Former number-one world professional tennis player Monica Seles
shares her personal journey, battling depression and coming into her own after a career on the court. This excerpt from "Getting A Grip: On My Body, My Mind, My Self" was provided by the publisher to ABC News. Her book will be released on April 21.
For twenty-eight years, I was known as a tennis player. It had been a long time since I played a professional match, but the thought of giving up the security of that label had terrified me. Tennis player. A short, easy description that everyone is familiar with. It's who I was to the outside world and it's what I'd been calling myself for as long as I could remember. But it was time to move forward. I was ready to leave the past behind.
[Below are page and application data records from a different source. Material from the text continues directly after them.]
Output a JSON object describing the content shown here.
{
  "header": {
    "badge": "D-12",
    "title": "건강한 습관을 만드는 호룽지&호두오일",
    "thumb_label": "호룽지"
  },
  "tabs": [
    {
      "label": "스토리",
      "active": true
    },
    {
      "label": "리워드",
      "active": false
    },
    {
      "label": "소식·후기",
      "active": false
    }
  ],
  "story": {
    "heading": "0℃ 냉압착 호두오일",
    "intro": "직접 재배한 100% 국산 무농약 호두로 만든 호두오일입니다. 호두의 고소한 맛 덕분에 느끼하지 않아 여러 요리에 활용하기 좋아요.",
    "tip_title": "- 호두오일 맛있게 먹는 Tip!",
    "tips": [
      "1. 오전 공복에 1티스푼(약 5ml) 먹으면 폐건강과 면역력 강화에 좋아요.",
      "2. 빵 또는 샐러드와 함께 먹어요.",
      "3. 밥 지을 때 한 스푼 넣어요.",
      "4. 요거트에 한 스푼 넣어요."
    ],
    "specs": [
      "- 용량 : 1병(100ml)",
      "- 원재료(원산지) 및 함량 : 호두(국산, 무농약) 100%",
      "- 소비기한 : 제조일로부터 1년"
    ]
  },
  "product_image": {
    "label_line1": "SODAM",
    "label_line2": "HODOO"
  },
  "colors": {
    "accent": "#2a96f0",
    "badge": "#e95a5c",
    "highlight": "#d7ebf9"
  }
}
On February 14, 2008, I announced my official retirement from tennis. I'd been playing in exhibitions here and there, but I was tired of waking up every morning wondering if today was the day my foot was going to self-destruct again. When it felt good, I could play the way I had when I was at the top of my game, but when it felt bad, I couldn't walk on it. I spent years debating back and forth in my head whether I had it in me to make another run for the top. I didn't want to do it anymore. I was tired of the debate. I waited so long to make it official because I wanted to be absolutely sure it was the right decision. I wanted it to be on my timetable and I wanted to claim complete ownership over the choice to close that chapter of my life. All the what-ifs about whether I could regain my former glory and win another Grand Slam began to fade away. My life was filling up with things other than tennis; I was feeling more content than ever before and the fear had left me. It took a long time to get to this point, but I knew that I didn't need tennis to define who I was anymore.